Here's a bigger chunk of text:
"Although “Assassins” may not think deeply, it does at least think out of the box, which is itself an achievement. It is well sung, gorgeous to look at, and meticulous in its detail. Still, it has been freighted with more weight than it can properly carry. It promises a journey into the psychopathic interior, but it remains resolutely on the outskirts. “The show will live on,” André Bishop wrote in his introduction to the 1991 version. I respectfully beg to differ. Despite the boldness of its surface, “Assassins” is more semaphore than metaphor.
The spectacle of waving and drowning is part of “Jumpers,” Tom Stoppard’s 1972 farce about ratiocination (London’s Royal National Theatre production revived at the Brooks Atkinson, under the direction of David Leveaux), in which—through striptease, song, parody, paradox, a trained turtle, and a lost rabbit called Thumper—the author attempts to affirm the existence of God. Woody Allen likes to joke that he cheated on his metaphysics exam by looking into the soul of the student next to him; in “Jumpers,” Stoppard, another Ironist First Class, passes the test by cribbing from an entire library of moral philosophy.
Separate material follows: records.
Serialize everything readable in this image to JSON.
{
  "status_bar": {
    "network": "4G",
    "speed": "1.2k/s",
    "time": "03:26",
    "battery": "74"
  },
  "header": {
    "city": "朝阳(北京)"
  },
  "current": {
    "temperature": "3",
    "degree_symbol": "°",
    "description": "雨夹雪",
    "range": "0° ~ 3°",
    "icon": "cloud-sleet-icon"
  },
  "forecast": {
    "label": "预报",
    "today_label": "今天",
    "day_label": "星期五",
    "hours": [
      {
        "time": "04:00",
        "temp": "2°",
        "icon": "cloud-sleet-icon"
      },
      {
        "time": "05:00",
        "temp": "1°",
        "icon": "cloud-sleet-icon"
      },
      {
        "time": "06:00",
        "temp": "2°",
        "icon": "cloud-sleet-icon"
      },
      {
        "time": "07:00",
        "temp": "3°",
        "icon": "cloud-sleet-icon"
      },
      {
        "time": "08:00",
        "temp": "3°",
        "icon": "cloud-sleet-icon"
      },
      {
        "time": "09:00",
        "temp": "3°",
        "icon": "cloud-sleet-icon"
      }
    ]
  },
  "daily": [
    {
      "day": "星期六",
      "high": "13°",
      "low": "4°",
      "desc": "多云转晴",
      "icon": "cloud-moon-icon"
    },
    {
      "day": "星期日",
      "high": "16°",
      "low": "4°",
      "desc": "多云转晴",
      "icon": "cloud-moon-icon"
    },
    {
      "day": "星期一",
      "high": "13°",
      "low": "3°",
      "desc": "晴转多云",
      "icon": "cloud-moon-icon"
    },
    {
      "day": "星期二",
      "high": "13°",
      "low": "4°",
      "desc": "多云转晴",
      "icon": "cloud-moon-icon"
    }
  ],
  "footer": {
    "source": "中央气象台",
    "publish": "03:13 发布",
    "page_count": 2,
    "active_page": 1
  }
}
Intellectual audacity and chaotic idiocy combine in Stoppard’s particular showy farce form—a pageant of contradiction that broadcasts his stoicism and provides heat in a cooling universe."
It's a comparison to looking at somebody else's paper, but Woody looked into somebody else's soul. It's a funny line. (The rest of that just goes over my head.)